A problem with analyzing outcomes after cataract surgery is the loss of patients to follow-up for various personal reasons, Dr. Coleman said, possibly indicating successful outcomes because of the absence of a postoperative problem requiring medical attention, but this result is missing follow-up data.
One caveat attached to the use of Big Data, she advised, is that it can only show associations.
“By itself, Big Data cannot establish causation,” she said. “In addition, if surgeons do not measure or record an observation, it cannot be analyzed or controlled for.”
Further, she said, clinical insight is needed to interpret data and any findings.
“Without the clinical insight into my own patients’ reluctance to return for follow-up after cataract surgery, I might have a hard time interpreting the poor follow-up of cataract surgery patients,” she said.

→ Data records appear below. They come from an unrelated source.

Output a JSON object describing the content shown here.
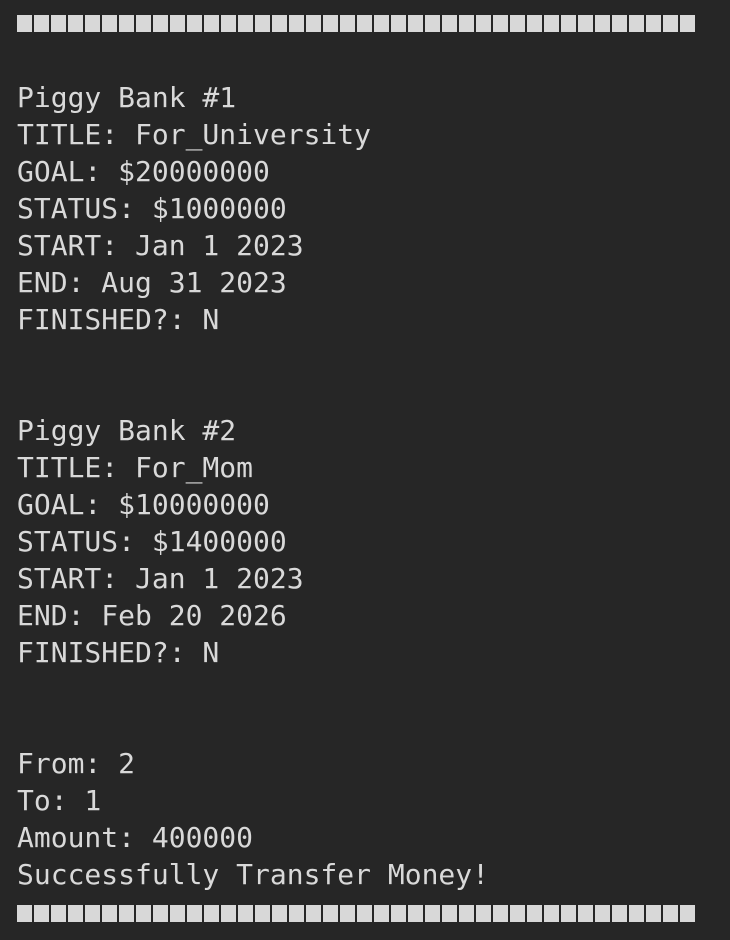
{
  "terminal": {
    "border_char": "■",
    "border_count": 40,
    "banks": [
      {
        "header": "Piggy Bank #1",
        "title": "TITLE: For_University",
        "goal": "GOAL: $20000000",
        "status": "STATUS: $1000000",
        "start": "START: Jan 1 2023",
        "end": "END: Aug 31 2023",
        "finished": "FINISHED?: N"
      },
      {
        "header": "Piggy Bank #2",
        "title": "TITLE: For_Mom",
        "goal": "GOAL: $10000000",
        "status": "STATUS: $1400000",
        "start": "START: Jan 1 2023",
        "end": "END: Feb 20 2026",
        "finished": "FINISHED?: N"
      }
    ],
    "transfer": {
      "from": "From: 2",
      "to": "To: 1",
      "amount": "Amount: 400000",
      "result": "Successfully Transfer Money!"
    }
  }
}
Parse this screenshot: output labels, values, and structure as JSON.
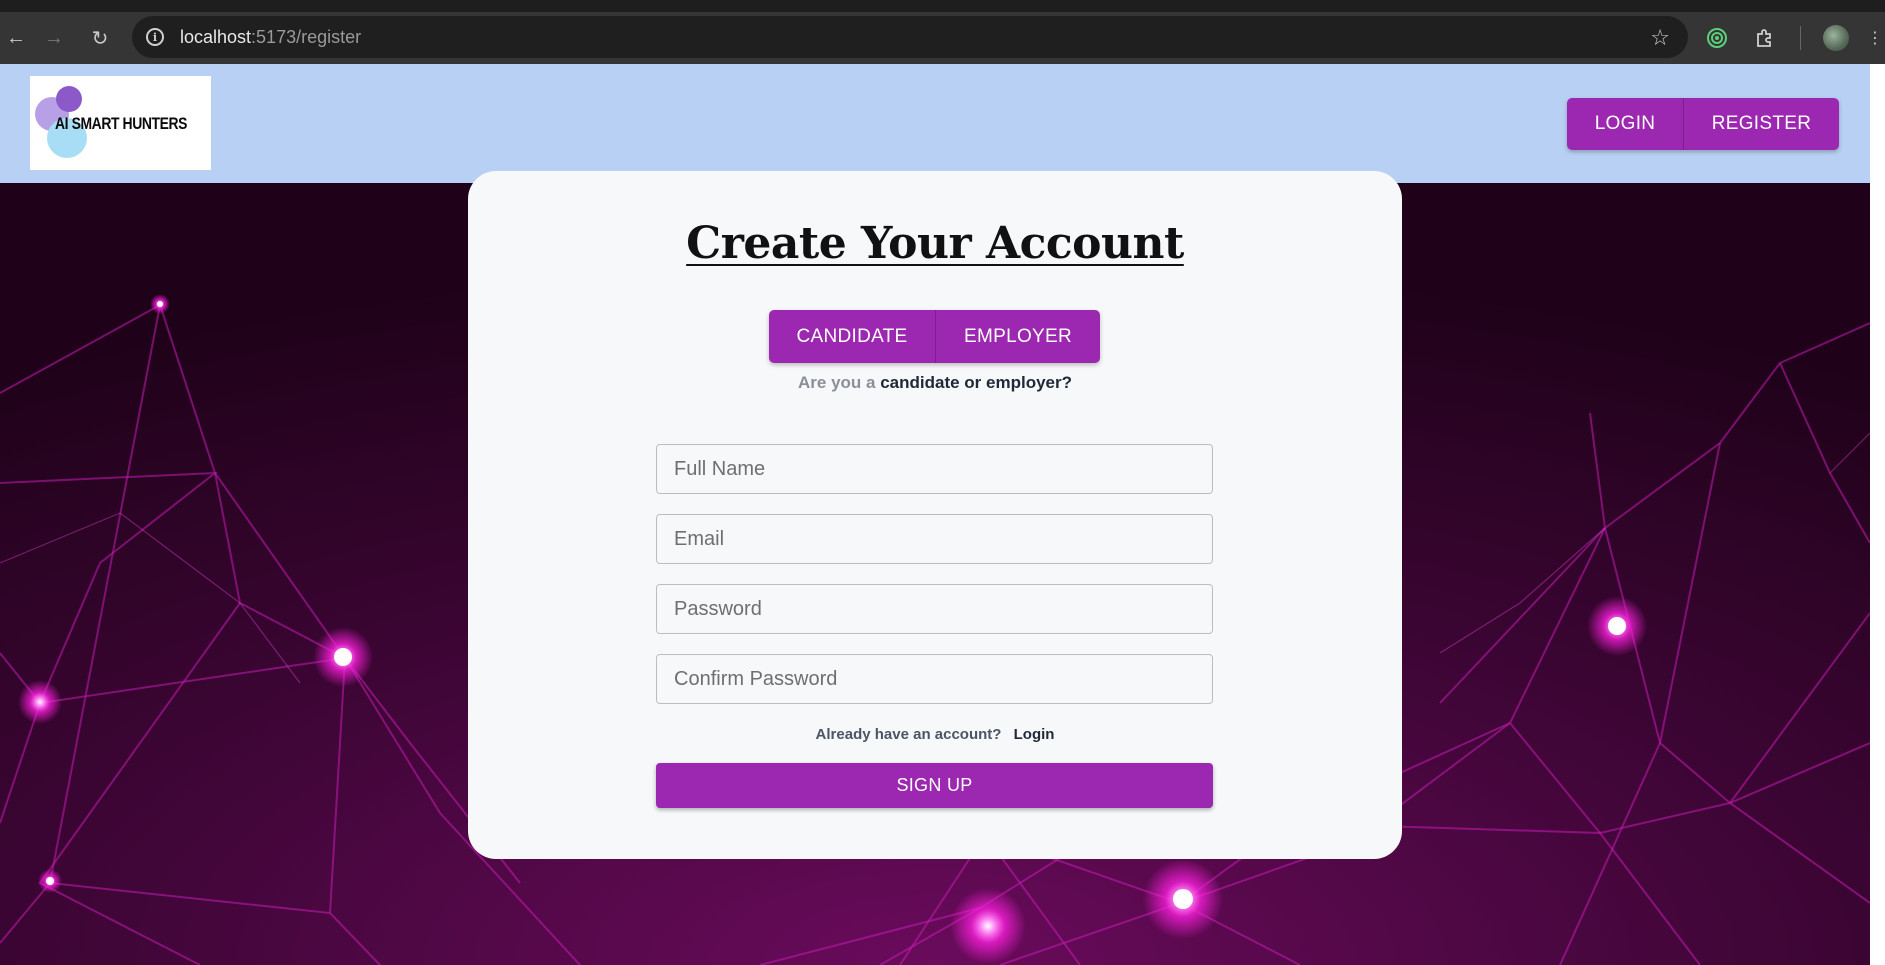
{
  "browser": {
    "url_host": "localhost",
    "url_rest": ":5173/register"
  },
  "header": {
    "logo_text": "AI SMART HUNTERS",
    "login_label": "LOGIN",
    "register_label": "REGISTER"
  },
  "form": {
    "title": "Create Your Account",
    "role_candidate": "CANDIDATE",
    "role_employer": "EMPLOYER",
    "question_prefix": "Are you a",
    "question_emphasis": "candidate or employer?",
    "full_name_placeholder": "Full Name",
    "email_placeholder": "Email",
    "password_placeholder": "Password",
    "confirm_password_placeholder": "Confirm Password",
    "already_text": "Already have an account?",
    "login_link": "Login",
    "signup_label": "SIGN UP"
  },
  "colors": {
    "accent": "#9c27b0",
    "header_bg": "#b8d0f3",
    "card_bg": "#f7f8fa",
    "background_dark": "#2a0624",
    "node_glow": "#ff2ee6"
  }
}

Dr. Coleman underscored the importance of ophthalmologists recognizing the impact of Big Data.
Dr. Coleman said ophthalmologists can use Big Data to improve care and compare their practices and surgeries with national benchmarks.
“This knowledge can lead to our becoming better and better, which is desired. Data breaches are problematic,” she said. “In the Iris Registry, the vendor is HIPPA compliant and the data are encrypted to minimize security breaches.”
Big Data is an analytic tool that should be complemented with other large cohort studies and randomized clinical trials, she said. It can also give new ideas for future research while helping to find subjects for those trials, she said.
“Big Data will continue to get bigger and bigger,” she said. “The discoveries made with the Iris Registry will help improve care and decrease the rate of endophthalmitis in the future. Knowledge is power and Big Data will give us knowledge.”